Following up on a great suggestion from @save_butterflies I’ve been leaving my shed door open. Sure enough the other day a butterfly was sheltering up against the wooden wall at ground level. It’s no longer there. I didn’t get a photo. But that policy is working.
It’s part of a wider plan also from Butterfly Conservation to encourage caterpillars and shelter the ensuing butterflies especially this time of year. Goodness knows we could do with some sunshine.
Encourage butterflies to lay eggs by providing popular food source for their caterpillars like nettles (popular with Peacocks, Red Admirals and as it turns out Commas). I’ve found, to my great excitement , 4 Comma – erstwhile caterpillars, now – chrysallises on this skimpy, shady patch of carefully nurtured nettles! (Nettles apparently like lots of nitrogen, so I’ve put my few grass clippings on them which seems to work well.)
Encourage the caterpillar eggs to be laid on nettles which, wait for it, are located next to a shed door – A shed door which you can leave ajar so that once those butterflies emerge from their chrysalis ( don’t know technical term sorry) they have somewhere to shelter – out of the rain and even over winter! The reason being some species especially if breeding late like these ones will prefer to overwinter as adult butterflies ready to emerge and start the whole process again next Spring!
I never knew that. Was vaguely aware of chrysallises along with cobwebs in old sheds but had no idea about adults sheltering – Some migrants like Red Admirals will even do that instead of flying back to Africa?!
provide a welcoming feast!
Don’t forget to give the emerging butterflies something to eat before they go into winter hibernation (for want of better word). I’ve put some flowers nearby but am worried these brash garden centre daisies might contain hidden poisons in the form of insecticides and fungicides – might have to rip them out??
Have planted organic peat free variety of Michaelmas Daisies nearby instead but these due to lack of sunshine haven’t flowered yet and aren’t likely to in time for first butterfly due about 4 Sept !!!

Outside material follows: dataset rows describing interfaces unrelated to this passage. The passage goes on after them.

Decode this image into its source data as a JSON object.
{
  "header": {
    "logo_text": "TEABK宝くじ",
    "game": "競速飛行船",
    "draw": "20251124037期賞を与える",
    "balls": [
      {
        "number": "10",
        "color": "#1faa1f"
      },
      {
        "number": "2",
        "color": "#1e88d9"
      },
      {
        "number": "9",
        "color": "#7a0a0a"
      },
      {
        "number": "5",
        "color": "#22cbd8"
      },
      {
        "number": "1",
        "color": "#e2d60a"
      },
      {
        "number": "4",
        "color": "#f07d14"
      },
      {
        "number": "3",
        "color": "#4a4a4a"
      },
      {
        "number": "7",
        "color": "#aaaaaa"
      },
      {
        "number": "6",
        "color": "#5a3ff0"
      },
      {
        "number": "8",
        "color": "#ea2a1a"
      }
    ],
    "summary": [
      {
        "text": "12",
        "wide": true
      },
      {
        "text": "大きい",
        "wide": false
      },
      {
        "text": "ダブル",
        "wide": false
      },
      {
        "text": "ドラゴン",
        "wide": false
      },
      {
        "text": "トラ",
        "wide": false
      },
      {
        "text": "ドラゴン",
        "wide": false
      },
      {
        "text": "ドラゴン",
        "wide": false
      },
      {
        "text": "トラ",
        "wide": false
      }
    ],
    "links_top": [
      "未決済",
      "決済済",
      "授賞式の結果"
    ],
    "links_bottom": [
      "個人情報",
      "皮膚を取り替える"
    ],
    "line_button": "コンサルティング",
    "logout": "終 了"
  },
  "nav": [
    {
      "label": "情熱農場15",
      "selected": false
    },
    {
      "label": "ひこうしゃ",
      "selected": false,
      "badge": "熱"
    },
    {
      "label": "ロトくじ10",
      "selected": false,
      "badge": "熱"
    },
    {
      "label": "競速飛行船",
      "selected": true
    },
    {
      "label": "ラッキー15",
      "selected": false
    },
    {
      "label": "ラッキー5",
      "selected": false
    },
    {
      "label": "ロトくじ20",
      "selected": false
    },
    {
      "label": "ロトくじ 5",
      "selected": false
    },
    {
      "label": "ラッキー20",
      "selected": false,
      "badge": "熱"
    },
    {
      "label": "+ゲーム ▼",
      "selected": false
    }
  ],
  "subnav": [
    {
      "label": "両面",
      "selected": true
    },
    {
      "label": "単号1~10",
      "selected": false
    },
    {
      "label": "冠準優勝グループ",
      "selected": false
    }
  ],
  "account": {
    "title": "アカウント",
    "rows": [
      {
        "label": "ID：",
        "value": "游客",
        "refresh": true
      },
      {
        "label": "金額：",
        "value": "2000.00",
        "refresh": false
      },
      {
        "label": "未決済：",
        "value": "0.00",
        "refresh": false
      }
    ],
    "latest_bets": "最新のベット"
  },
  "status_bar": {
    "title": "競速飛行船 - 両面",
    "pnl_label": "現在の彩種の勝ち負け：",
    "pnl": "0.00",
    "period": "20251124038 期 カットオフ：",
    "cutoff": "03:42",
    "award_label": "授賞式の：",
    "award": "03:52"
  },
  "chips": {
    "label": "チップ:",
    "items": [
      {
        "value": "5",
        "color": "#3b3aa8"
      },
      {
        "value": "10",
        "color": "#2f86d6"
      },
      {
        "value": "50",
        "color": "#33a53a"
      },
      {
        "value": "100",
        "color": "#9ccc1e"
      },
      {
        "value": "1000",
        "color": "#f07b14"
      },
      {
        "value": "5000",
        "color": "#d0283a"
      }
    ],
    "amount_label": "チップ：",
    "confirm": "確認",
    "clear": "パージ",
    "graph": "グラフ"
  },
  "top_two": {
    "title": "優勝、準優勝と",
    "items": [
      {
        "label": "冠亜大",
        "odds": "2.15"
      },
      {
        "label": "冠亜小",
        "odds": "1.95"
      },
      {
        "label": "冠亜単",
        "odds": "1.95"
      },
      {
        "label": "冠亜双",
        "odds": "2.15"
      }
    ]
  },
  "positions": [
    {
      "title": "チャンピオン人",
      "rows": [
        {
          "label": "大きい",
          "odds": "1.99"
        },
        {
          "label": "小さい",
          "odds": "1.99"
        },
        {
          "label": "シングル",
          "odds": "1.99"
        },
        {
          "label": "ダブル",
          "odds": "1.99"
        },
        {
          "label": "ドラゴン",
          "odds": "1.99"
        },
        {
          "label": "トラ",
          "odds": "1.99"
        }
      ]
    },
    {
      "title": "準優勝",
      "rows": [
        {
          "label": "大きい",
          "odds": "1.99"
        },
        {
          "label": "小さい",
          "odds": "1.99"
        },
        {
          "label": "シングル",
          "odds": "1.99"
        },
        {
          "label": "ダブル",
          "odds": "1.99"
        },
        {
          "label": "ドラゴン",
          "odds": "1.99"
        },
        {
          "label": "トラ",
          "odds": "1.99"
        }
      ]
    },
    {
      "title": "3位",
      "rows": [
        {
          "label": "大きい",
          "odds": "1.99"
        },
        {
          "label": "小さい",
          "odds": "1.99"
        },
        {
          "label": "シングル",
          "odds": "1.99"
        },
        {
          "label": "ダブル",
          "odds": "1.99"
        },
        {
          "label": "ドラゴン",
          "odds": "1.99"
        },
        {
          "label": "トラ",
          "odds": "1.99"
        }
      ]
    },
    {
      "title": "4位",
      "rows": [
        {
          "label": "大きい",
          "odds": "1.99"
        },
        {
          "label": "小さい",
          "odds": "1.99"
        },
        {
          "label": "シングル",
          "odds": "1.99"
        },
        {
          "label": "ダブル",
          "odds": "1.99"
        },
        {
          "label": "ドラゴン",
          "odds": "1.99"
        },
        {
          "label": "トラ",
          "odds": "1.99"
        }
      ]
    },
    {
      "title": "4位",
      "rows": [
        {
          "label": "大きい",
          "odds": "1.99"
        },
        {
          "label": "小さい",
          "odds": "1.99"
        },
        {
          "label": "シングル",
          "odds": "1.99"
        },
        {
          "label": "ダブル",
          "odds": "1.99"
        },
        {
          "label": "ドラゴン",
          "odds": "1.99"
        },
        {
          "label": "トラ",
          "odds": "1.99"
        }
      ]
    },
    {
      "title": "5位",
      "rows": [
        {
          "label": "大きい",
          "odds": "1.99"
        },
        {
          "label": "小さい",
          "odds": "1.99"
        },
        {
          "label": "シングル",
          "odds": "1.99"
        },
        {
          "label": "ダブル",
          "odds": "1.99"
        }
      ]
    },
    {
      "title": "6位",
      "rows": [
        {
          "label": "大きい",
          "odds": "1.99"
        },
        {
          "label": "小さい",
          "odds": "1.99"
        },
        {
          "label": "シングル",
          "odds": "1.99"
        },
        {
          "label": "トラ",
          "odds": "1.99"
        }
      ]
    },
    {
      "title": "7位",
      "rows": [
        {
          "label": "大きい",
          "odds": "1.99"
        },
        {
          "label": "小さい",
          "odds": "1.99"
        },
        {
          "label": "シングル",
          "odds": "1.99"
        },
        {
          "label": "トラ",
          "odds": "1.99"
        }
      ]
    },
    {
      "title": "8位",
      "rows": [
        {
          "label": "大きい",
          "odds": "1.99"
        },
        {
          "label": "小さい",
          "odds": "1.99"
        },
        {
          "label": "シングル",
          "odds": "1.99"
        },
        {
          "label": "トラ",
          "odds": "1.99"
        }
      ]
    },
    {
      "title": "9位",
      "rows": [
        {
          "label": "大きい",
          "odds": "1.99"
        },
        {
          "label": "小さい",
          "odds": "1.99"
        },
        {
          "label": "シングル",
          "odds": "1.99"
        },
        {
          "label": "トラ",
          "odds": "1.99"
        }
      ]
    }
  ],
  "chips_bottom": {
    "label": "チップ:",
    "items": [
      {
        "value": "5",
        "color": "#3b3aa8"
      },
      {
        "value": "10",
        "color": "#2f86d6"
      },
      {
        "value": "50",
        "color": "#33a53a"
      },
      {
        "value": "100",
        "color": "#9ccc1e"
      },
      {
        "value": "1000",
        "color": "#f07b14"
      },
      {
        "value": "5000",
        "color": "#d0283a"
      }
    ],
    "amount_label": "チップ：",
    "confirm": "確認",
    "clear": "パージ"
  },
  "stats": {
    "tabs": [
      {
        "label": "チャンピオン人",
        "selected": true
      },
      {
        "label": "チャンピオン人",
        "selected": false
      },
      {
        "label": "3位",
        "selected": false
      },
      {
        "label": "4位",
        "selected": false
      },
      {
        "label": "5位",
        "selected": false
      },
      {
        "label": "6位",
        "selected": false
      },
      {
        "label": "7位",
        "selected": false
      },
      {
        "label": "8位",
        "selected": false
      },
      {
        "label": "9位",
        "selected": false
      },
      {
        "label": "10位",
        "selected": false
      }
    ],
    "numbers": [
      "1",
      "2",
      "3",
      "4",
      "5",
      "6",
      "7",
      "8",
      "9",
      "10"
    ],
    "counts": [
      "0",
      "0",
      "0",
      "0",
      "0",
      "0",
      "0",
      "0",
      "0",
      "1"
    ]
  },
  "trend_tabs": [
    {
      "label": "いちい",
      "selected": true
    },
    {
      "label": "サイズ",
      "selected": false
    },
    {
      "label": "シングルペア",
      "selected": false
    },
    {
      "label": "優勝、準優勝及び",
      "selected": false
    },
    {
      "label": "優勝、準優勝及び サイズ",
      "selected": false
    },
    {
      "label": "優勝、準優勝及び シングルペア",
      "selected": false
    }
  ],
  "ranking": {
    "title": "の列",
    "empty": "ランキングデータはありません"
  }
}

There is some organic Loosestrife (peat free from Beth Chatto’s) nearby and buddleias about – I will move more pots of colourful flowers nearby….being very worried that this cold weather won’t be very welcoming.
…Was very worried that is, until remembering early this morning I’d read somewhere recently that to encourage butterflies into your garden this time of year, you can put out rotting fruit! They can feed off the sweetness, good as nectar for them which is their normal rocket fuel! Phew. So I found an damaged apple on my walk and put it I’ve hung a bowl along with peach remains on the nearby willow! Job done, hopefully.

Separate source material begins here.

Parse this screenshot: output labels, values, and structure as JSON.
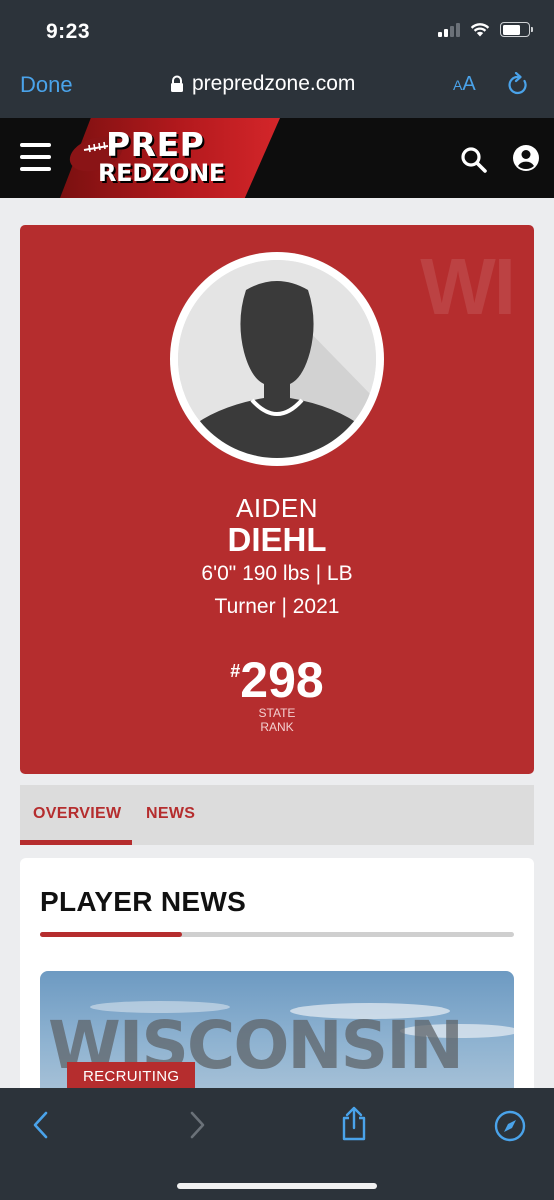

Course there are other ways to encourage Butterflies – one v unpopular way is have cabbages The whites are v late to take advantage this year but here they are

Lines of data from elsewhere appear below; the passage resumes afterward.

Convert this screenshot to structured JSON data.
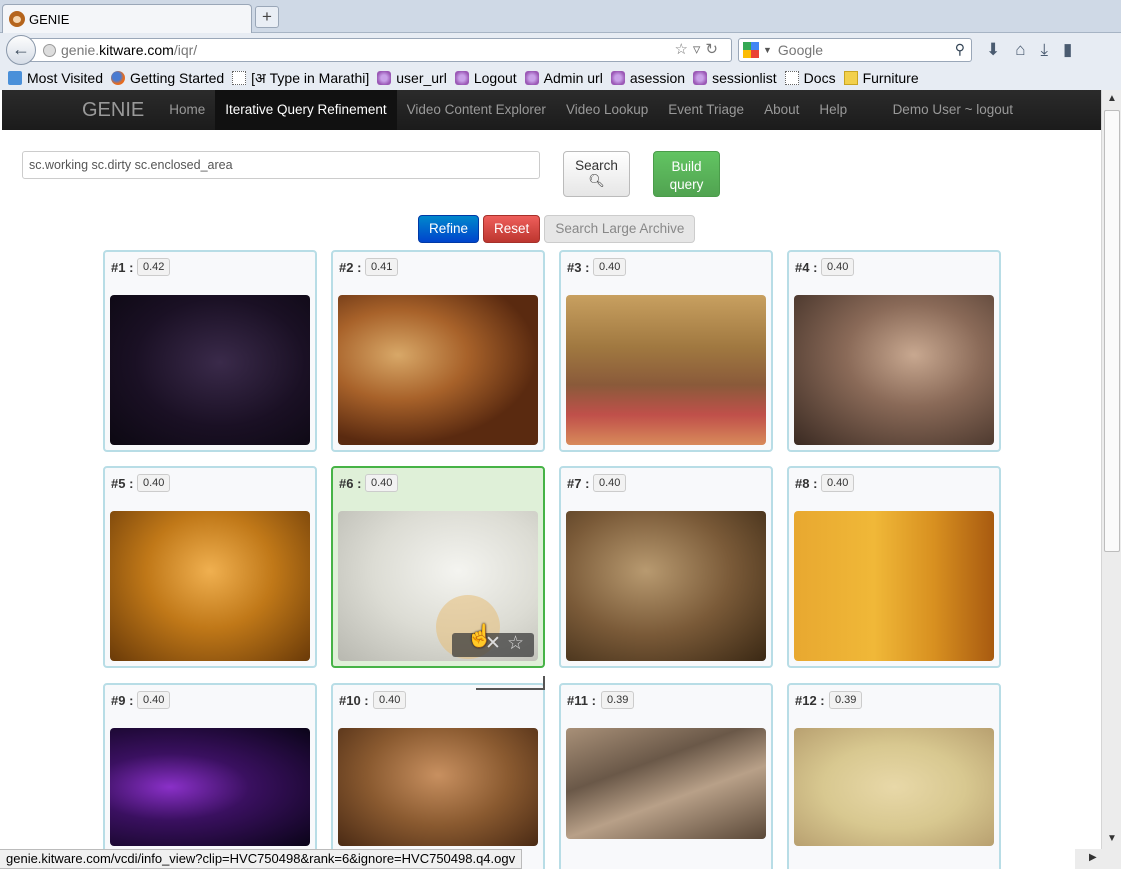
{
  "browser": {
    "tab_title": "GENIE",
    "new_tab": "+",
    "url_prefix": "genie.",
    "url_domain": "kitware.com",
    "url_path": "/iqr/",
    "search_placeholder": "Google",
    "bookmarks": [
      {
        "label": "Most Visited",
        "icon": "star"
      },
      {
        "label": "Getting Started",
        "icon": "ff"
      },
      {
        "label": "[अ Type in Marathi]",
        "icon": "page"
      },
      {
        "label": "user_url",
        "icon": "purple"
      },
      {
        "label": "Logout",
        "icon": "purple"
      },
      {
        "label": "Admin url",
        "icon": "purple"
      },
      {
        "label": "asession",
        "icon": "purple"
      },
      {
        "label": "sessionlist",
        "icon": "purple"
      },
      {
        "label": "Docs",
        "icon": "page"
      },
      {
        "label": "Furniture",
        "icon": "folder"
      }
    ],
    "status_url": "genie.kitware.com/vcdi/info_view?clip=HVC750498&rank=6&ignore=HVC750498.q4.ogv"
  },
  "app": {
    "brand": "GENIE",
    "nav": [
      "Home",
      "Iterative Query Refinement",
      "Video Content Explorer",
      "Video Lookup",
      "Event Triage",
      "About",
      "Help"
    ],
    "active_nav": "Iterative Query Refinement",
    "user": "Demo User ~ logout"
  },
  "query": {
    "value": "sc.working sc.dirty sc.enclosed_area",
    "search_label": "Search",
    "build_label_1": "Build",
    "build_label_2": "query",
    "refine_label": "Refine",
    "reset_label": "Reset",
    "archive_label": "Search Large Archive"
  },
  "results": [
    {
      "rank": "#1 :",
      "score": "0.42"
    },
    {
      "rank": "#2 :",
      "score": "0.41"
    },
    {
      "rank": "#3 :",
      "score": "0.40"
    },
    {
      "rank": "#4 :",
      "score": "0.40"
    },
    {
      "rank": "#5 :",
      "score": "0.40"
    },
    {
      "rank": "#6 :",
      "score": "0.40"
    },
    {
      "rank": "#7 :",
      "score": "0.40"
    },
    {
      "rank": "#8 :",
      "score": "0.40"
    },
    {
      "rank": "#9 :",
      "score": "0.40"
    },
    {
      "rank": "#10 :",
      "score": "0.40"
    },
    {
      "rank": "#11 :",
      "score": "0.39"
    },
    {
      "rank": "#12 :",
      "score": "0.39"
    }
  ],
  "selected_result": 6,
  "overlay_icons": [
    "reject-icon",
    "star-icon"
  ],
  "colors": {
    "accent_blue": "#0074cc",
    "danger": "#bd362f",
    "success": "#51a351",
    "card_border": "#b8dde6",
    "selected_border": "#46b346"
  }
}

Quite apart from boosting Large Whites numbers, these might end up as feed for wasps, believe it or not, which are also starting to be at risk and are fabulously important somehow in their own way, in the Eco system. I found that all hard to believe but have seen it with my own eyes. (As in one day a bunch of wasps arrived on my runner beans, and when they left all the caterpillars had disappeared!)
leave grasses long over winter
Although meadows /long grasses require one cut a year it doesn’t have to be in Autumn, it could be in Spring. You can cut some now and some in Spring. Reason being – and I was staggered to learn this – is that some caterpillars (moths as well as butterflies) use the long grass roots to overwinter in and as a food source. Do not cut off their supply!
Now is a good time I’ve decided to plant in more food sources – more the better as there are different plants for different species all helpfully listed by @KateBradbury in her wildlife gardening book. @ChrisPackham advises Cuckoo Flower to attract Orange Tips – so I’ve planted small clumps here which should flower next year. Honesty is another good one.
I was frankly quite disappointed with my Honesty seedheads thinking they’d gone mouldy instead of silvery – until on closer inspection realised the outer seed cases both sides have to peel off in order to release the seeds. All seed heads good of course!
not just the butterflies
Of course moths need all our help too – this Mullein / Verbascum was v popular with the tiny Mullein moths this year . Their caterpillars were huge!! 2 inches long and quarter inch wide!
(BTW you can just see the hedgehog shelter in the background there by the waterbutt “)
The moths themselves are v pretty tiny little day flying moths brown with orange dots….No idea how they emerged from such huge caterpillars!